Exercise prompt: Which lines below contain the word "this"? Copy each one.

Entries from a dataset of interfaces:
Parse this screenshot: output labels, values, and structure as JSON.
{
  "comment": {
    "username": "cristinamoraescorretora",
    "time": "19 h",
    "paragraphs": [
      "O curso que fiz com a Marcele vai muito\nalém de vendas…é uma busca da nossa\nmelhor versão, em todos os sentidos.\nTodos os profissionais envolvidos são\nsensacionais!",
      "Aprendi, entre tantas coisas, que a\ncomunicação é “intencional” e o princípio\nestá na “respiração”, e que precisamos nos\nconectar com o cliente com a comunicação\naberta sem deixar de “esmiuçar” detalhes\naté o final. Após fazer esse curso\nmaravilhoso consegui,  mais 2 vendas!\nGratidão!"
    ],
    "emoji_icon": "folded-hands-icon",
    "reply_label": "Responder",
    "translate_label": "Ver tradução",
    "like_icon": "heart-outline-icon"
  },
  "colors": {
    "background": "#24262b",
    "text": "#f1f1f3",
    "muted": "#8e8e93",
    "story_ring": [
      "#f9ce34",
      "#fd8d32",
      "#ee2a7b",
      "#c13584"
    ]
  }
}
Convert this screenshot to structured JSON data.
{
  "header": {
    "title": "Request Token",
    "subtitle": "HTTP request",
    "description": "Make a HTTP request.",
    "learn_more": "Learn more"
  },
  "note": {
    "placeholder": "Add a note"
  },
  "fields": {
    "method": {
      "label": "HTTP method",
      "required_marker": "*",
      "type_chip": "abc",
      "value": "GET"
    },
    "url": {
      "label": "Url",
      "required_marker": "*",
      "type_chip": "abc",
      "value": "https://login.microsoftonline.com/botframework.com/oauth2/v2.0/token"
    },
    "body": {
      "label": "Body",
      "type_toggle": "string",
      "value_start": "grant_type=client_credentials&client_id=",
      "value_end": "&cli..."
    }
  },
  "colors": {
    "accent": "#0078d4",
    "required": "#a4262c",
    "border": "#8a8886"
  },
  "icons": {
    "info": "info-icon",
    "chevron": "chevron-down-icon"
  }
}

Task result:
Parse this screenshot: output labels, values, and structure as JSON.
Convert this screenshot to structured JSON data.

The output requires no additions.